From Sausage Fest in Basel to a pork feast in Tuscany, Sibilla's birthday at Villa Paterno was a true celebration of all things pig. The spit roasted Cinta Senese adolescent in the photos was a gift from her half brother Tillo and the offspring of two Cinta Senese pigs serendipitously found wandering around his garden a few years ago.
This ancient breed of Sienese pig, native only to the Chianti region since at least the 14th century, is identifiable in life by white forelegs and shoulders (cinta is Italian for 'belt' in reference to this distinct stripe of white skin) and in death by an extremely high proportion of fat to meat.
Reared semi-wild on a diet consisting mainly of grass, chestnuts and acorns, both flesh and fat are highly prized, being rich, fragrant and highly flavourful. The Cinta Senese almost became extinct when farmers shunned the high production costs involved and opted to raise modern breeds of white pigs, seen as more economical and suited to today's market demand. Thankfully a few dedicated breeders in the Sienese Mountains refused to give up, and a recent revival of interest in Cinta pork has helped to prevent this unique breed from disappearing altogether.
Today there are roughly eighty Cinta breeders in Tuscany. With creatures this special it feels all the more important to ensure that not a single part of the animal is wasted.
Our little pig was spit roasted on Saturday night by Marinella's husband. Great chunks of fatty, tender meat and crisp blackened skin were piled onto wide shallow dishes and served with raw marinated courgettes, melted courgettes and courgette parmigiana, thanks to a garden glut of guess what?
Being me, I noticed that the head, split in two, was left untouched in favour of less intimidating cuts and pounced, like a cat. First the brains were scooped out and eaten with a sprinkle of salt. They tasted like an unctuous, creamy, mild pâté. Two halves of a tongue swiftly followed suit. Finally a pair of cheeks, soft and porky, smeared with a whisper of sweet and sour chutney. It was a heaven-sent dinner.
The nest day leftovers were boiled into a meaty broth, rendered for lard, crisped back to the last slivers of crackling and shredded for a cold lunchtime salad with sliced red onion, fennel, tomatoes and lettuce, combined with a lemony mustard vinaigrette to help cut through the fat embalmed meat. Any further remainders were given to Clare and Matilda, white, fluffy Maremmano dogs who's ancestry dates back to the same period as the Cintas.
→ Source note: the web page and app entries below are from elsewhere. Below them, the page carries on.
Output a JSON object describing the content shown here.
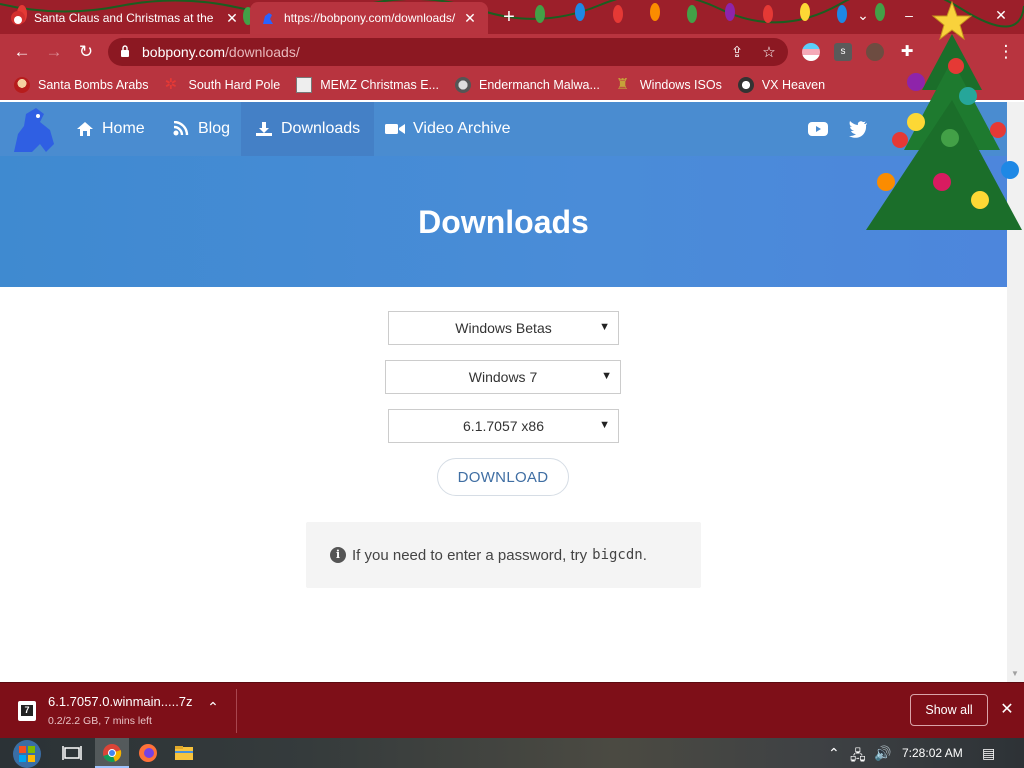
{
  "browser": {
    "tabs": [
      {
        "title": "Santa Claus and Christmas at the",
        "active": false
      },
      {
        "title": "https://bobpony.com/downloads/",
        "active": true
      }
    ],
    "new_tab_label": "+",
    "url_host": "bobpony.com",
    "url_path": "/downloads/",
    "window_controls": {
      "minimize": "–",
      "restore": "❐",
      "close": "✕",
      "tab_search": "⌄"
    }
  },
  "bookmarks": [
    {
      "label": "Santa Bombs Arabs",
      "icon": "santa-icon"
    },
    {
      "label": "South Hard Pole",
      "icon": "snowflake-icon"
    },
    {
      "label": "MEMZ Christmas E...",
      "icon": "memz-icon"
    },
    {
      "label": "Endermanch Malwa...",
      "icon": "raccoon-icon"
    },
    {
      "label": "Windows ISOs",
      "icon": "trophy-icon"
    },
    {
      "label": "VX Heaven",
      "icon": "vx-icon"
    }
  ],
  "site": {
    "nav": [
      {
        "label": "Home",
        "icon": "home-icon",
        "active": false
      },
      {
        "label": "Blog",
        "icon": "blog-icon",
        "active": false
      },
      {
        "label": "Downloads",
        "icon": "download-icon",
        "active": true
      },
      {
        "label": "Video Archive",
        "icon": "video-icon",
        "active": false
      }
    ],
    "hero_title": "Downloads",
    "selects": {
      "category": "Windows Betas",
      "product": "Windows 7",
      "build": "6.1.7057 x86"
    },
    "download_button": "DOWNLOAD",
    "notice_text": "If you need to enter a password, try",
    "notice_password": "bigcdn",
    "notice_end": "."
  },
  "download_shelf": {
    "filename": "6.1.7057.0.winmain.....7z",
    "status": "0.2/2.2 GB, 7 mins left",
    "show_all": "Show all"
  },
  "taskbar": {
    "clock": "7:28:02 AM"
  },
  "colors": {
    "browser_frame": "#9c1f2a",
    "site_accent": "#4a8cd0",
    "download_shelf": "#7e0f18"
  }
}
In my mind it doesn't take much to recall the the musky sweet scent of Cinta fat. We cooled it to a creamy white consistency and used it for days later, in wild boar cacciatora, to baste a roasting chicken, and for spreading over toasted Tuscan bread, rubbed with garlic and sprinkled with salt.